It’s that time of year again – time to slip on a shirt, slop on the sunscreen, slap on a hat, and head down to Melbourne’s newly renovated sporting precinct to revel in the summer excitement unique to the Australian Open.
Every year, the partnership between IBM and Tennis Australia produces innovative ways to engage audiences both at the event, and around the world – bringing the fans closer to the thrill of the game, the players and the community spirit. This year is no different – with 8 years of Grand Slam data providing players the ability to fine-tune their game, giving fans insight into how their favourite player is progressing against key performance indicators, and monitoring how public sentiment changes throughout the game and the event.
In addition to the 8 years of Grand Slam data being analysed, IBM is also collecting real-time data from umpires, statisticians, social media, and crowd mobile devices. This information is then being broadcast in real-time to a broad audience including the media, broadcasters, the all important serve speed clock, scoreboards, player summary scorecards, information towers on site, smartphones and the official Australian Open website, just to name a few! This critical information is not just to engage fans, but also to ensure smooth operations over the two week period to deliver a superior experience to attendees, players and support staff.
Here’s some of my favourite examples of how analytics is engaging players, fans and broadcasters at the Australian Open this year.
Slamtracker and Keys to the Match

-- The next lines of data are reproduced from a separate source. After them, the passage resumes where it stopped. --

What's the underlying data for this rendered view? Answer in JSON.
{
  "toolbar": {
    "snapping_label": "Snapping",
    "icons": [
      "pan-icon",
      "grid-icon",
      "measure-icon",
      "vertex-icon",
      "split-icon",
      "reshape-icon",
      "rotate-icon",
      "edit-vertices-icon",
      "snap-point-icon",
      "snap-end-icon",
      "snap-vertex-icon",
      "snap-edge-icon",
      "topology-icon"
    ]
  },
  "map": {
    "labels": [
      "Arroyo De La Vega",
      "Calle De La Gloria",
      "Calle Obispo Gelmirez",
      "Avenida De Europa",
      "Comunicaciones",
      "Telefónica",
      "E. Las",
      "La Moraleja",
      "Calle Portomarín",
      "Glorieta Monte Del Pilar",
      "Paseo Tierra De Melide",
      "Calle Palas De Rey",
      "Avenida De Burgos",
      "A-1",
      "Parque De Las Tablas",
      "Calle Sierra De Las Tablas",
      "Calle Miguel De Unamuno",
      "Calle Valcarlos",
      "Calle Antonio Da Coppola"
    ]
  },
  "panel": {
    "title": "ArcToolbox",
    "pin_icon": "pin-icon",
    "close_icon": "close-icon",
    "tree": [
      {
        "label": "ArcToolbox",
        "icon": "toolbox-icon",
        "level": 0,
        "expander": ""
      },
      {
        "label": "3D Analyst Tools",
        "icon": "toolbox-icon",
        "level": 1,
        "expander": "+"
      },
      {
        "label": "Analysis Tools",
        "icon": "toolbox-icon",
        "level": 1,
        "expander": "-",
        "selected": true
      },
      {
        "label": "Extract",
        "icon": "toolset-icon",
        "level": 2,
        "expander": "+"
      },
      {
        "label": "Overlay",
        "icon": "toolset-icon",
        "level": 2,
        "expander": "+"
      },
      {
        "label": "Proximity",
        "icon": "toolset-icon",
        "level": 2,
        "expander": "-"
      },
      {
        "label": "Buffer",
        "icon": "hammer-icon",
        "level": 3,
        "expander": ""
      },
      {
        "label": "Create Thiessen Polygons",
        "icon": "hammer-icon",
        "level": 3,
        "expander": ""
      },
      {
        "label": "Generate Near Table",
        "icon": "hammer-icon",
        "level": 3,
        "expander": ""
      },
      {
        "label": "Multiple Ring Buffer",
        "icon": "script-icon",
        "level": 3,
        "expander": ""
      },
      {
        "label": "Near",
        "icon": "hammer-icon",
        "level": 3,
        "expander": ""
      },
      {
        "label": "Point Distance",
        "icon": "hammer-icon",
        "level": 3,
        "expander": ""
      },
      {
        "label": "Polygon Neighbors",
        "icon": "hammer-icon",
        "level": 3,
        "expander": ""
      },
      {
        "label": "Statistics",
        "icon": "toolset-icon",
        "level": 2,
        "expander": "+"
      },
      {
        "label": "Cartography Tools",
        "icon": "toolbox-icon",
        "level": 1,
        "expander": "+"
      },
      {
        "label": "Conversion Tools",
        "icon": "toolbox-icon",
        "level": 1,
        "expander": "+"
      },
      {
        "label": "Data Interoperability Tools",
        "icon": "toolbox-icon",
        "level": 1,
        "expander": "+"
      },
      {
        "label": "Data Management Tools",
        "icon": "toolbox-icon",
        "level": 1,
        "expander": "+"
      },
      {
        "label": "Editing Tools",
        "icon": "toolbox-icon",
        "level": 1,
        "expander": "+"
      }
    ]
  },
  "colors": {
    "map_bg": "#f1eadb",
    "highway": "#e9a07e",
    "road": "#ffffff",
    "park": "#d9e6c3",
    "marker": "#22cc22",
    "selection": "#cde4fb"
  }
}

One of my personal favourites, Slamtracker monitors each match in real time – such as serves, points, forced/unforced errors, momentum etc. – and identifies the three crucial actions each player can make on court that will have the biggest impact on their success. These “Keys to the Match” are based on insight derived from over 41 million data points of historical performance, coupled with the real-time statistics to identify the top critical success factors for a particular player, opponent and match conditions.
This year, Slamtracker has been taken one step further to include player and ball tracking, including where the ball lands, along with how far a player runs in a given match. This adds a new dimension to match analysis, and will no doubt uncover new patterns and insights into player performance that could impact the outcome of a match. Keep your eye on Slamtracker during a match to watch how their on-court performance alters their chance of winning.
Slamtracker also analyses social media sentiment – monitoring whether people are saying positive or negative things about a specific player’s on court and off court performance in real time. This helps Tennis Australia engage fans, as well as guide news stories and focus areas on the website and social media platforms.
Interestingly, last year I noticed the number of negative tweets was directly related to the volume of player grunting 😀
Check out the Social Leaderboard on the Australian Open website to see who is being talked about most throughout the event! This is one page I know sponsors in particular will want to keep an eye on to see which players have the most positive influence with fans on social media.
This year, IBM is also using live data collected through GPS tracking and Wi-Fi enabled devices to give fans at the event real-time insight into where they are on site to help them naviate around the precinct. This includes information about which matches are currently being played on which courts, coupled with interactive real-time scores for the match, player bios, social sentiment etc. It also shows them where the biggest crowds are so they can quickly head to the most popular spots (or avoid them if they prefer!), and popular Instagram spots and other social media activity so fans can get involved.
Behind the scenes, analytics is also been used by Tennis Australian to manage the logistics of the event. The Operations Dashboard provides a deeper view of what’s happening throughout the event, with real-time insight into areas such as merchandise, food and beverage, court services and tournament car usage. When a situation occurs that requires immediate intervention, the Tennis Australian crew are notified and provided with a recommended next best action.
What’s really incredible, is that all this technology infrastructure is supported using IBM Cloud. Resources are scaled up and down throughout the event to meet demand and ensure a positive user experience. Whilst the number of users has grown by 45% since 2008, the cost per user has decreased by 35%! Page views have increased by 42%, but cost per page view has decreased by 34%. A great example of how cloud technology makes innovation more cost-effective to businesses today.
Of course, this isn’t just about applying cool technology to have a some fun – there is serious value being generated here:
- Players and coaches have access to real-time match statistics and predictive insight to help them tweak their game plan, as well as critical information on the tournament and scheduling at their fingertips to take the stress out of the event and allow them to focus on doing what they do best – win!
- Broadcasters have access to real-time scoring and statistics feeds, game vision, graphics production, and tournament information and scheduling to ensure they can provide up-to-date information to their viewers that is interesting and keeps them engaged throughout the two week event.
- Media has access to vision, graphics and social insight to create interesting stories around the event.
- Tennis fans have access to the information they need to maximise their personal experience – whether it’s via a website from the comfort of their living room, or via a mobile device when they’re at the event in person.
- Tennis Australia have the insight they need to execute a premier sporting event, ensuring a positive experience for all stakeholders.
This is undoubtedly one of my favourite times of the year – when great weather (most of the time) meets a great city. When great sport meets great technology. When work meets play. 🙂